After a warm-up period of a minute or so the frequency of transmit or receive stabilizes to the internal standard which is a high-grade temperature compensated unit. On correctly adjusted sets frequency stability is impressive and typically within a couple of 10s of Hertz of selected channel. This makes the radio particularly good for SSB and RTTY where accurate tuning and stability is highly desirable.
Unlike the earlier Larkspur sets there is no need at all for crystal calibrators with the RT321 holding its specification between temperatures of –40 to +55 degrees Celsius.
Clansman Transceiver Radio UK/RT321 (VRC321)
Aerial tuning does require manual adjustment but is quickly accomplished with the high quality Roller Coaster TURF (Tuning Unit Radio Frequency). All critical parts of the tuning circuit either being silver or silver-plated.

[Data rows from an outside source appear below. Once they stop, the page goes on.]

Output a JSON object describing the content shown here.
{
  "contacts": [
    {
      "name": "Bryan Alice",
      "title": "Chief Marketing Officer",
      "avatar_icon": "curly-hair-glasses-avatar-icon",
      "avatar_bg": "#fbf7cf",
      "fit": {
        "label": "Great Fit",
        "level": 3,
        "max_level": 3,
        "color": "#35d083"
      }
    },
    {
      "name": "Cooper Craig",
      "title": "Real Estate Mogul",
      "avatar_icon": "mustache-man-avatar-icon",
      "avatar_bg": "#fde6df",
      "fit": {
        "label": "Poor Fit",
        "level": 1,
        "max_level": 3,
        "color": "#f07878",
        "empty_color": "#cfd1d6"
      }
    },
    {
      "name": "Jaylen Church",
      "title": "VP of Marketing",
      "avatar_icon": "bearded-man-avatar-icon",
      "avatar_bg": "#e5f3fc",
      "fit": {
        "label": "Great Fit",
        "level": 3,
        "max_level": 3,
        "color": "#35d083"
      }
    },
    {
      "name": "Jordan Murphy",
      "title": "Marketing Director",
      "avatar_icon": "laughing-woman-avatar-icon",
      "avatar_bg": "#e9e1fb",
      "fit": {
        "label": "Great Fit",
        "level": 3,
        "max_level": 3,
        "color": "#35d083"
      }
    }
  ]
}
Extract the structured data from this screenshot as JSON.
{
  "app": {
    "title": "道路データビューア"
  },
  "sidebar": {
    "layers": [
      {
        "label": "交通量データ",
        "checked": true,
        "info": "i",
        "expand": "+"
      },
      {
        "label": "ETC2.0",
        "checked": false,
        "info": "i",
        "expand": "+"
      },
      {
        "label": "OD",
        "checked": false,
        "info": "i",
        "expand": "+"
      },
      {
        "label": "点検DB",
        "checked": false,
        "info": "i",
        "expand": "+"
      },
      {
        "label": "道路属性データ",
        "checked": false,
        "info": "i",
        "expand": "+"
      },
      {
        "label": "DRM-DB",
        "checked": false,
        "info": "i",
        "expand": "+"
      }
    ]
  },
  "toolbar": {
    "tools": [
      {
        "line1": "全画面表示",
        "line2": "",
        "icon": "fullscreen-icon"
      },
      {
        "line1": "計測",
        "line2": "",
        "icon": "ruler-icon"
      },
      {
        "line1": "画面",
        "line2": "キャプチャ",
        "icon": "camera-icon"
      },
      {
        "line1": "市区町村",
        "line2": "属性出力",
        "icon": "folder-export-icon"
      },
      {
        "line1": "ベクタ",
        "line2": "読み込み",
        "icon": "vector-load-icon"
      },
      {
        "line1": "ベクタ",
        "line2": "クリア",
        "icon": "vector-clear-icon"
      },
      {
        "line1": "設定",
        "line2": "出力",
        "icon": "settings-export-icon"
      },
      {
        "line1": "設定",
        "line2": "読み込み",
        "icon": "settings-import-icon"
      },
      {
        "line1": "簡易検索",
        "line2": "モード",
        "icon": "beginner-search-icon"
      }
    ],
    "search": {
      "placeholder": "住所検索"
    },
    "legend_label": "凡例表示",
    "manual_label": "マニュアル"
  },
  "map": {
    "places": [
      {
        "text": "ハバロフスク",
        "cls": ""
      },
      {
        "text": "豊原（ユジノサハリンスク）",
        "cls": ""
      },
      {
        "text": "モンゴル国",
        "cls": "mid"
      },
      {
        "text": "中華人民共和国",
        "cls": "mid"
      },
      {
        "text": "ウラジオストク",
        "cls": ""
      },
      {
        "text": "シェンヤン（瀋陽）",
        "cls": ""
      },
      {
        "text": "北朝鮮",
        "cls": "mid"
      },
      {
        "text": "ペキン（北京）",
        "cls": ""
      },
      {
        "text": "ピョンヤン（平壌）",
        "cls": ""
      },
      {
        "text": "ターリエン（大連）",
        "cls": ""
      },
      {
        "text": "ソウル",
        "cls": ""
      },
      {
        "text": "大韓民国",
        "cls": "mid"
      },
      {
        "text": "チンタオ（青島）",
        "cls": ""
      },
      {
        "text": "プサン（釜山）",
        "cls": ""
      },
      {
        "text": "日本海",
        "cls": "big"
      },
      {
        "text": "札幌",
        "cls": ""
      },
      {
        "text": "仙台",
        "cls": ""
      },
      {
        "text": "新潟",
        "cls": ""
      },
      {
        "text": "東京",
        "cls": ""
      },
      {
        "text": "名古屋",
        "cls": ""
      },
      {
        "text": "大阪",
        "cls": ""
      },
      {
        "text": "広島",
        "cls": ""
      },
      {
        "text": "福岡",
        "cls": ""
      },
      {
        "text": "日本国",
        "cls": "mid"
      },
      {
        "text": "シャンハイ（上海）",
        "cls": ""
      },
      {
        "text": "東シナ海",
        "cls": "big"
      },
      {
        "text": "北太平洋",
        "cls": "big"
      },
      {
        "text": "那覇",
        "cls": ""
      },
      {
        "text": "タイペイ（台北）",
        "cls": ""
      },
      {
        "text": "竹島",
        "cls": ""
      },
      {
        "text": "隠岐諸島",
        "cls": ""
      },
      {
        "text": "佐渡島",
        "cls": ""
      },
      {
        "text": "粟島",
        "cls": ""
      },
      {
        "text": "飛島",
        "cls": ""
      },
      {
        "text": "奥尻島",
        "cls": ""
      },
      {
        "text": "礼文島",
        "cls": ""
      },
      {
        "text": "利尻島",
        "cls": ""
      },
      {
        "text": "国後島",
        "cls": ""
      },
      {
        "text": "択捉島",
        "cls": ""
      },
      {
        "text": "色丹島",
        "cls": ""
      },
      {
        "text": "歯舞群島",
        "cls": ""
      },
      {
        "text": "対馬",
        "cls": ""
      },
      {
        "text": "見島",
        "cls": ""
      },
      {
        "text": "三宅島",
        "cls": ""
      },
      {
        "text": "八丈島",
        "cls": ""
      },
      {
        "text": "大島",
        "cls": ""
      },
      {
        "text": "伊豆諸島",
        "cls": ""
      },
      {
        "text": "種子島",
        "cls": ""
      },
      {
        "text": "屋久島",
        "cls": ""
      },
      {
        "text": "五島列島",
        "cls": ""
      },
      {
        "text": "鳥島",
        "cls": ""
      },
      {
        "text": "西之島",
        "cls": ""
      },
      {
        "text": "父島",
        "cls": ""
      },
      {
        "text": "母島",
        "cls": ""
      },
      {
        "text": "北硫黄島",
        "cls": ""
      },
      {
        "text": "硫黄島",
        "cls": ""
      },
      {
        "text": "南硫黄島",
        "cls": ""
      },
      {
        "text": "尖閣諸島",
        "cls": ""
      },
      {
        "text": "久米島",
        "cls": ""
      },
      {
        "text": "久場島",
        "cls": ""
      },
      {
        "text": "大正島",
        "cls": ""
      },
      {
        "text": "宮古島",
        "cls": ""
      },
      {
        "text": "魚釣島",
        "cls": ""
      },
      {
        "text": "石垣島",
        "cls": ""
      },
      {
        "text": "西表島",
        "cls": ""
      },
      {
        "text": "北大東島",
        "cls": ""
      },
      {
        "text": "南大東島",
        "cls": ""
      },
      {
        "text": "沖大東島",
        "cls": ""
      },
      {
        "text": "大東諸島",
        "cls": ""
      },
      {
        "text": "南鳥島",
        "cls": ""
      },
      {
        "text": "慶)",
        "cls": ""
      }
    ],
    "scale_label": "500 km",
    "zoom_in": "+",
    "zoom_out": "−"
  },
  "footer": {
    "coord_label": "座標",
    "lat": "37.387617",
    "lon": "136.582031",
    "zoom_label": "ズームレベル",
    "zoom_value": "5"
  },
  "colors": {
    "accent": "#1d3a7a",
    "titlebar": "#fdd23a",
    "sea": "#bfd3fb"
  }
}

The PTFE roller coaster winds unused silver wire onto a drum which short circuits the inductance not required in circuit.
The standard vehicle antenna for HF operation is either a 3 or 4 metre whip.
Internal view of TURF 25W showing silver wire tape roller inductor
In part 2 of this series we will take a look at the manpack sets and antenna systems used for vehicle installations. This will include details of the automatic-tuning units, Tuning Unit Automatic Antenna Matching (TUAAM) used with the fixed and portable VHF sets.